"No collar" is a reference to "white collar", the 1951 book by sociologist C. Wright Mills that described the alienation at work for the new middle class worker dressed in the grey flannel suit. In No Collar we can see that in a attempt to break with stodgy conservative stiff organisational traditions and customs, the arrival of foosball tables, kitchens, bars, lounges and stand-up desks perhaps only serves to re-cast the alienation anew. Ross describes the founders as enjoying an initial "sparkling run as the Alley's leading playboys....a posture [that] lost its allure and would soon become a liability to the company". We can see Uber's Travis Kalanick repeating this tale 15 years later.

For today's manager the book is a useful reminder that the current zeitgeist of heroic scheduling, always-on, work-life integration comes with a potential downside. If you are skeptical of the modern office environment and want to trace the roots of the current movement, you will enjoy No Collar.

A small morsel from the reputable path to expertise in professional capability.


One of the more difficult things to do in professional life is deliver negative feedback to someone who you know and like a lot. There is a history and a relationship at stake. We are often asking ourselves "Will things between us be the same after this conversation?"
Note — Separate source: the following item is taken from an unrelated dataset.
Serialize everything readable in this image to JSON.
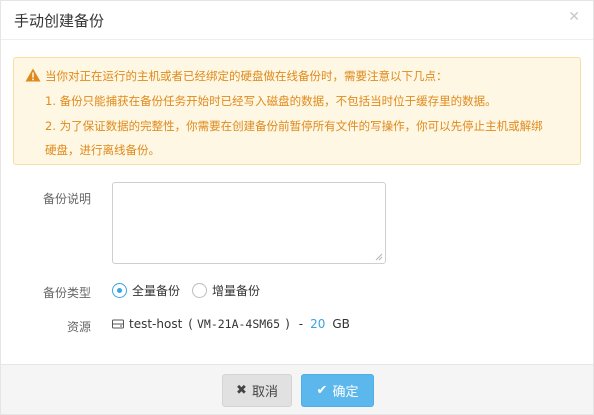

Drawing from the school of conflict resolution, negotiation and mediation is a small gesture that might be useful. Rather that the discussion being purely between two people, we can create a third element, (actor) to add to the process. This third element is a piece of paper with the name of the issue, or the essence of the issue described on the page. By putting the feedback together as a physical element we can separate the two people from the feedback issue. It is a psychodrama move that creates a triangle between You, Me, and The Issue. In this way, we can place the piece of paper on the table, and refer to it as something that needs to be dealt with, but not something that can dent the relationship that you and I have together. We might say something like, "I love our working relationship and look forward to many more good times working together in the future. I don't want anything to get in the way of what we have built together between us which is why I wanted to talk about this [as you point to the paper]. As a final flourish you can, at the end of the feedback discussion, pick up the piece of paper and scrunch it into a ball to discard as a gesture to display that You and Me are good, and this feedback thing is done and dusted.

A concept from the science of skill acquisition and a brand name for our firm, 10,000 hours refers to the amount of time it takes to get good at something. To master your craft. The number is derived from the academic writings of K Anders Ericsson who studied practitioners across a wide range of cognitively rich (you have to think to do them) domains. Anders found that those at the top of their game had no less than, and sometimes much more than, 10,000 hours of deliberate practice. Deliberate practice is working on the edge of one’s competence, getting feedback and pushing hard to improve. That guides everything we do here at 10,000 HOURS.